> _Your assignment_:
Nothing but the listing below, retyped exactly, should appear in the answer.
=======
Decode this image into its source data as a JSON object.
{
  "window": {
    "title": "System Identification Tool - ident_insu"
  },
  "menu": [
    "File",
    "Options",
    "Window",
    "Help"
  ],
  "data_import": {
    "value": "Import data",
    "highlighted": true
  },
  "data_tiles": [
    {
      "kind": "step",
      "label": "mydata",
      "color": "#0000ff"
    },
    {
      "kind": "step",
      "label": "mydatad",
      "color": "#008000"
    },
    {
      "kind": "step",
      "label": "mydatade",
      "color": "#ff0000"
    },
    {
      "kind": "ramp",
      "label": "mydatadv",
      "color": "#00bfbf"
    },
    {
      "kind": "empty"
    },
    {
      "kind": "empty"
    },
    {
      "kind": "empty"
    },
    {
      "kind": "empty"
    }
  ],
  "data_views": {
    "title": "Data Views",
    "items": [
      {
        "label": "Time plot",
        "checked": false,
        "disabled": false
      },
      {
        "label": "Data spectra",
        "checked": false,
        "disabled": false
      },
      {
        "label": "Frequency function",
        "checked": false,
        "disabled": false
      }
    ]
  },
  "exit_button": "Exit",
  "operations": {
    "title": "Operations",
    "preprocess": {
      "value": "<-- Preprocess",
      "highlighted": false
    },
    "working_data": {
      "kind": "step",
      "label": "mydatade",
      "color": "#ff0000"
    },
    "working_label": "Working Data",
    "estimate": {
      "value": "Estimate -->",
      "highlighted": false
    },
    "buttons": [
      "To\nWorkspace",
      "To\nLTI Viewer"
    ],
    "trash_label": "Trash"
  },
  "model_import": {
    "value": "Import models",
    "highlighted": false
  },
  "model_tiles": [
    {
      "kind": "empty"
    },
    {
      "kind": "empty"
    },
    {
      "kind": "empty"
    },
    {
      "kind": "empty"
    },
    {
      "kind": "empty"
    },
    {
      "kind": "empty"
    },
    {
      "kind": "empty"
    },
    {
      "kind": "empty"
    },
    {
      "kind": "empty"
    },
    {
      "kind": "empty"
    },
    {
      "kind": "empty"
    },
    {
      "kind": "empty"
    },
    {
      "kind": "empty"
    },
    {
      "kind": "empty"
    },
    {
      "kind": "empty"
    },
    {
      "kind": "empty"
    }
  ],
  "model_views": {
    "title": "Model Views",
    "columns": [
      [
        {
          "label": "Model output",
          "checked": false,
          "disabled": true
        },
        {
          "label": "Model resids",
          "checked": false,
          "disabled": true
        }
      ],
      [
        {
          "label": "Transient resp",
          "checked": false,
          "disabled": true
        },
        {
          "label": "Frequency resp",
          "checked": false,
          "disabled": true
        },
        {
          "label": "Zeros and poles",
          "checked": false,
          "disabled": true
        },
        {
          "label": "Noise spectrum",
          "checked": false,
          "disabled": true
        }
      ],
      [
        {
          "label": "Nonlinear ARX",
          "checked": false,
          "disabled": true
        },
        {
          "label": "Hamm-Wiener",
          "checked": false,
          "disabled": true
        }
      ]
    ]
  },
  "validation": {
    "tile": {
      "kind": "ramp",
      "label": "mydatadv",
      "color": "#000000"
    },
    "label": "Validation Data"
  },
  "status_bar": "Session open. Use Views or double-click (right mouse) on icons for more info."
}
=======
> _Your solution_:
Decode this image into its source data as a JSON object.
{
  "window": {
    "title": "System Identification Tool - ident_insu"
  },
  "menu": [
    "File",
    "Options",
    "Window",
    "Help"
  ],
  "data_import": {
    "value": "Import data",
    "highlighted": true
  },
  "data_tiles": [
    {
      "kind": "step",
      "label": "mydata",
      "color": "#0000ff"
    },
    {
      "kind": "step",
      "label": "mydatad",
      "color": "#008000"
    },
    {
      "kind": "step",
      "label": "mydatade",
      "color": "#ff0000"
    },
    {
      "kind": "ramp",
      "label": "mydatadv",
      "color": "#00bfbf"
    },
    {
      "kind": "empty"
    },
    {
      "kind": "empty"
    },
    {
      "kind": "empty"
    },
    {
      "kind": "empty"
    }
  ],
  "data_views": {
    "title": "Data Views",
    "items": [
      {
        "label": "Time plot",
        "checked": false,
        "disabled": false
      },
      {
        "label": "Data spectra",
        "checked": false,
        "disabled": false
      },
      {
        "label": "Frequency function",
        "checked": false,
        "disabled": false
      }
    ]
  },
  "exit_button": "Exit",
  "operations": {
    "title": "Operations",
    "preprocess": {
      "value": "<-- Preprocess",
      "highlighted": false
    },
    "working_data": {
      "kind": "step",
      "label": "mydatade",
      "color": "#ff0000"
    },
    "working_label": "Working Data",
    "estimate": {
      "value": "Estimate -->",
      "highlighted": false
    },
    "buttons": [
      "To\nWorkspace",
      "To\nLTI Viewer"
    ],
    "trash_label": "Trash"
  },
  "model_import": {
    "value": "Import models",
    "highlighted": false
  },
  "model_tiles": [
    {
      "kind": "empty"
    },
    {
      "kind": "empty"
    },
    {
      "kind": "empty"
    },
    {
      "kind": "empty"
    },
    {
      "kind": "empty"
    },
    {
      "kind": "empty"
    },
    {
      "kind": "empty"
    },
    {
      "kind": "empty"
    },
    {
      "kind": "empty"
    },
    {
      "kind": "empty"
    },
    {
      "kind": "empty"
    },
    {
      "kind": "empty"
    },
    {
      "kind": "empty"
    },
    {
      "kind": "empty"
    },
    {
      "kind": "empty"
    },
    {
      "kind": "empty"
    }
  ],
  "model_views": {
    "title": "Model Views",
    "columns": [
      [
        {
          "label": "Model output",
          "checked": false,
          "disabled": true
        },
        {
          "label": "Model resids",
          "checked": false,
          "disabled": true
        }
      ],
      [
        {
          "label": "Transient resp",
          "checked": false,
          "disabled": true
        },
        {
          "label": "Frequency resp",
          "checked": false,
          "disabled": true
        },
        {
          "label": "Zeros and poles",
          "checked": false,
          "disabled": true
        },
        {
          "label": "Noise spectrum",
          "checked": false,
          "disabled": true
        }
      ],
      [
        {
          "label": "Nonlinear ARX",
          "checked": false,
          "disabled": true
        },
        {
          "label": "Hamm-Wiener",
          "checked": false,
          "disabled": true
        }
      ]
    ]
  },
  "validation": {
    "tile": {
      "kind": "ramp",
      "label": "mydatadv",
      "color": "#000000"
    },
    "label": "Validation Data"
  },
  "status_bar": "Session open. Use Views or double-click (right mouse) on icons for more info."
}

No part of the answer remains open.